* Instructions to follow *
Could you copy every line of the data that contains "上老王论坛当老王"?

* Data shown *
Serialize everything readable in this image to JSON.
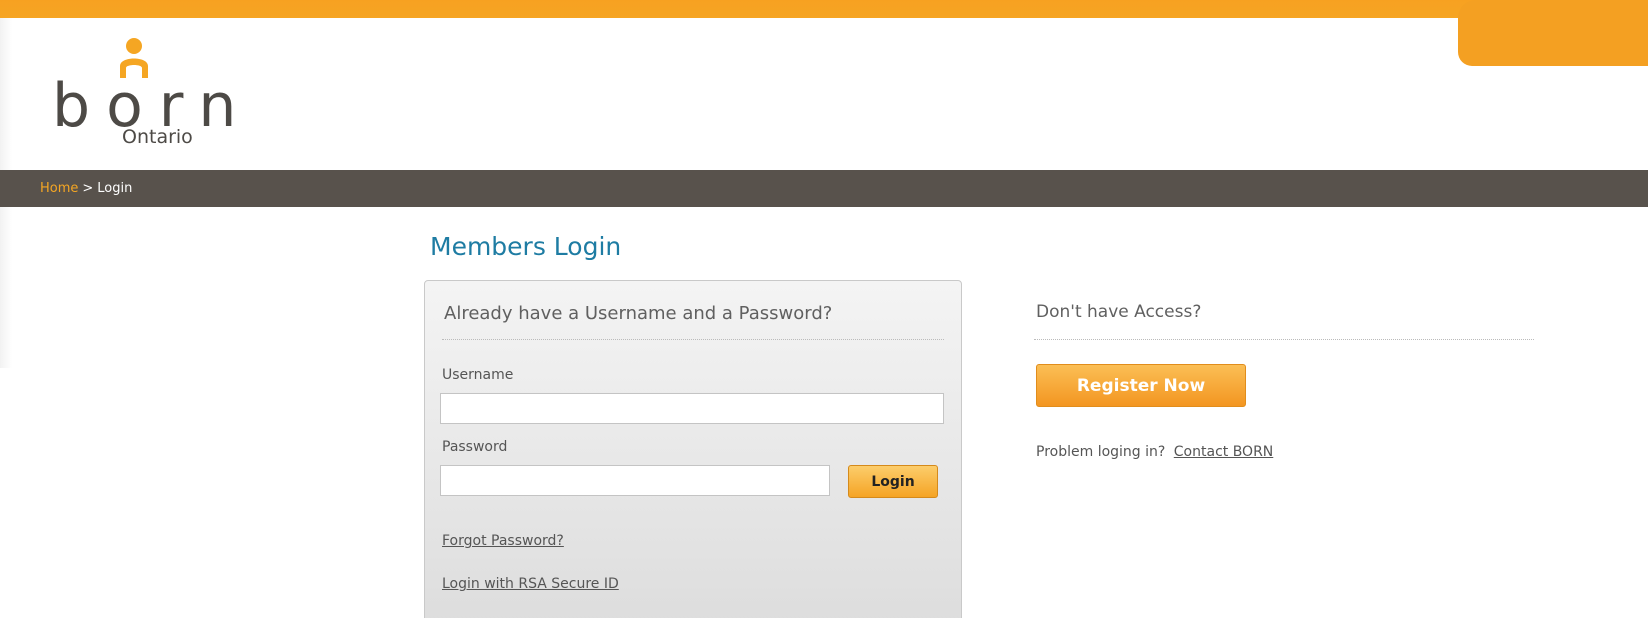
{
  "brand": {
    "logo_word": "born",
    "logo_sub": "Ontario",
    "accent_color": "#f5a623",
    "title_color": "#1e7ca3"
  },
  "breadcrumb": {
    "home": "Home",
    "separator": ">",
    "current": "Login"
  },
  "page_title": "Members Login",
  "login_panel": {
    "heading": "Already have a Username and a Password?",
    "username_label": "Username",
    "username_value": "",
    "password_label": "Password",
    "password_value": "",
    "login_button": "Login",
    "forgot_link": "Forgot Password?",
    "rsa_link": "Login with RSA Secure ID"
  },
  "register_panel": {
    "heading": "Don't have Access?",
    "register_button": "Register Now",
    "problem_text": "Problem loging in?",
    "contact_link": "Contact BORN"
  }
}
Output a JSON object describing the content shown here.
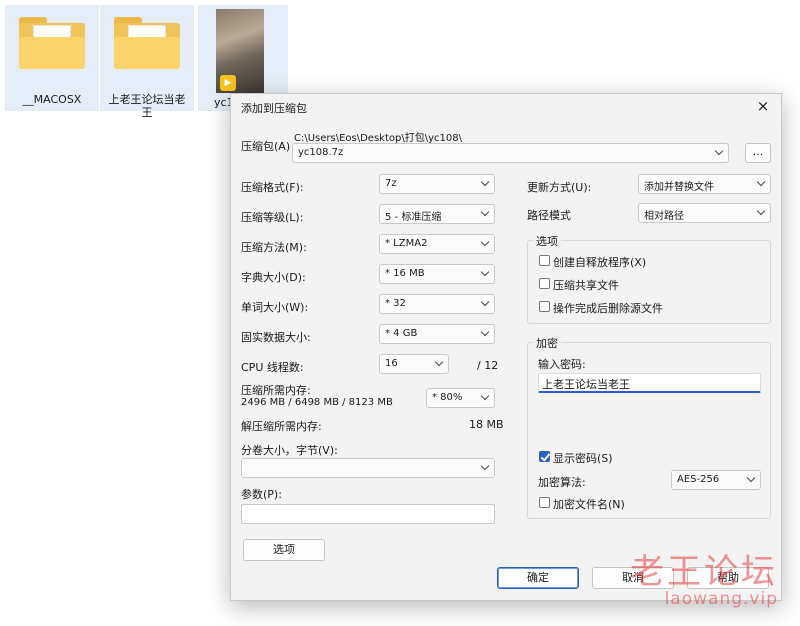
{
  "desktop": {
    "items": [
      {
        "label": "__MACOSX",
        "kind": "folder"
      },
      {
        "label": "上老王论坛当老王",
        "kind": "folder"
      },
      {
        "label": "yc1",
        "kind": "image"
      }
    ]
  },
  "dialog": {
    "title": "添加到压缩包",
    "close_icon": "×",
    "archive_label": "压缩包(A)",
    "archive_path": "C:\\Users\\Eos\\Desktop\\打包\\yc108\\",
    "archive_name": "yc108.7z",
    "browse_label": "...",
    "left": {
      "format_label": "压缩格式(F):",
      "format_value": "7z",
      "level_label": "压缩等级(L):",
      "level_value": "5 - 标准压缩",
      "method_label": "压缩方法(M):",
      "method_value": "* LZMA2",
      "dict_label": "字典大小(D):",
      "dict_value": "* 16 MB",
      "word_label": "单词大小(W):",
      "word_value": "* 32",
      "solid_label": "固实数据大小:",
      "solid_value": "* 4 GB",
      "cpu_label": "CPU 线程数:",
      "cpu_value": "16",
      "cpu_max": "/ 12",
      "mem_label": "压缩所需内存:",
      "mem_detail": "2496 MB / 6498 MB / 8123 MB",
      "mem_percent": "* 80%",
      "decomp_label": "解压缩所需内存:",
      "decomp_value": "18 MB",
      "split_label": "分卷大小，字节(V):",
      "split_value": "",
      "params_label": "参数(P):",
      "params_value": "",
      "options_button": "选项"
    },
    "right": {
      "update_label": "更新方式(U):",
      "update_value": "添加并替换文件",
      "path_label": "路径模式",
      "path_value": "相对路径",
      "options_group": "选项",
      "opt_sfx": "创建自释放程序(X)",
      "opt_shared": "压缩共享文件",
      "opt_delete": "操作完成后删除源文件",
      "encrypt_group": "加密",
      "password_label": "输入密码:",
      "password_value": "上老王论坛当老王",
      "show_password": "显示密码(S)",
      "algo_label": "加密算法:",
      "algo_value": "AES-256",
      "encrypt_names": "加密文件名(N)"
    },
    "buttons": {
      "ok": "确定",
      "cancel": "取消",
      "help": "帮助"
    }
  },
  "watermark": {
    "cn": "老王论坛",
    "en": "laowang.vip"
  },
  "colors": {
    "accent": "#2a62c8",
    "folder": "#f0c45a",
    "watermark": "#e63c3c"
  }
}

* Task solution *
        "label": "上老王论坛当老王",
      "password_value": "上老王论坛当老王",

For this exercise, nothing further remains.